Watching both this and the first film, you can see glimpses of what the filmmakers are trying to do, which is something along the lines of an old-style cartoon made using modern technology, again not unlike the Looney Tunes cartoons or Tom and Jerry, and that shows in the way they animate some of the pratfalls and moments of violence, and even in some of the delivery by its vocal performers. However, the writing is severely undercooked and nowhere near as witty or even as funny as some of those older cartoon shorts; like the first one, it’s got plenty of terrible puns and jokes that more often than not miss the mark, with some of them being so awful they don’t even make that much sense – an animal character eats an old and dusty nut and declares it to be “delicious”, only for Surly to remark that it’s actually “dust-licious”, in an example of the writers not even trying and somehow trying too hard. None of the characters, outside of maybe Arnett as Surly but only then that’s because Arnett’s snide vocal delivery is perfect for a grouchy and sardonic character like Surly, are funny or engaging, and a lot of the time they can be annoyingly useless and clearly there just to pad the movie out to a 91-minute running time. Unless you’ve got really little kids who will probably appreciate the cute critters, there’s no reason for an adult to watch this and expect a laugh-riot, because while it may strive to be like some of the classic cartoons, the writing is nowhere near as strong as any of them.

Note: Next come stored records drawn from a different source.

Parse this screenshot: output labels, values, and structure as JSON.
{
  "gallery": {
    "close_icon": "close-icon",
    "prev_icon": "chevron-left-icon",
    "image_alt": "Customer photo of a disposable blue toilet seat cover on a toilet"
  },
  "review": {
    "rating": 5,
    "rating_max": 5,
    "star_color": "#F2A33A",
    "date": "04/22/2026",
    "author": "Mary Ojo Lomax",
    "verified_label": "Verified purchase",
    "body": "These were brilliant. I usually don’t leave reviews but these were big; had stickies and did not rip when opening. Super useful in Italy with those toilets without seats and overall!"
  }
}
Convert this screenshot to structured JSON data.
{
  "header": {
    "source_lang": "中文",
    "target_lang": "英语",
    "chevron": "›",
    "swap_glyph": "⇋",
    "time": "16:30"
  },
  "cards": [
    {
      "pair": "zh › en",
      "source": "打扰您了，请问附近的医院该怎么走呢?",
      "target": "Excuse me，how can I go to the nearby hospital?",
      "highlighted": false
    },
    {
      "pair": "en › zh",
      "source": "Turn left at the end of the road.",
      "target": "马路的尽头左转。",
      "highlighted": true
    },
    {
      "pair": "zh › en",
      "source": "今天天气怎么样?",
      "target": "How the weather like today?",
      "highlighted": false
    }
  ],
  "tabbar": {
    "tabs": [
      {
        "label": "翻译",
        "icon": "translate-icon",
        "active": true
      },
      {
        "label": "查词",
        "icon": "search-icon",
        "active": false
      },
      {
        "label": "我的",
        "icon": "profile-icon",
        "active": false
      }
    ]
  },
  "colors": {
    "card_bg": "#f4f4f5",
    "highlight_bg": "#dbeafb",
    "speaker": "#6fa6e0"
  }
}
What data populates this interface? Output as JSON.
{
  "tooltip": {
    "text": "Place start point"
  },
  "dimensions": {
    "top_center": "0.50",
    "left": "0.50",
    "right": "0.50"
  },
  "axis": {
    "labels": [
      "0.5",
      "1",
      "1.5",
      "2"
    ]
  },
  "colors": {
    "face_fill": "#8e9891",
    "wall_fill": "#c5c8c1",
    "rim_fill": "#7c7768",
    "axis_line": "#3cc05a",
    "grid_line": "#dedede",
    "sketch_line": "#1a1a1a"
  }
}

As a sequel, however, there are some minor improvements, for example the animation is a lot better in this one. Previously, there was something about how everything moved and talked that did not sit right at all, like it hadn’t been rendered properly before theatrical release and it was so dangerously close to uncanny valley territory that it could easily be mistaken for a direct-to-video production, and not even a good-looking one at that (which, for a movie that cost over $42.8 million to make, is frankly baffling). Here, however, the animation is much slicker and at the very least looks like a theatrical film; I’d say it’s due to a much larger budget, but according to sources this apparently cost LESS than the previous film to make, so I have no idea what went wrong last time. But regardless, it’s a much better film to look at which, given that a lot of it is made up of lame jokes and puns, is a blessing that at least we can visually entertained as it’s failing in the scripting department.

While I can’t say that The Nut Job 2: Nutty By Nature is at all a good movie, it’s a completely inoffensive distraction for your really little ones and should be absolutely fine if you want to get them onto the much better Looney Tunes and Tom and Jerry cartoons but don’t have the resources to actually just show them first. Plus, in all its mediocrity, it’s a far better option for your children than The Emoji Movie, so by all means choose this over that, for the love of God.


The Nut Job 2: Nutty By Nature is a minor improvement over the first, but still shares its overwhelming mediocrity from lame jokes to mostly uninspired (but well rendered, at least in comparison to last time) slapstick, which keeps it as far away from the quality of the old Looney Tunes cartoons it desperately wants to homage.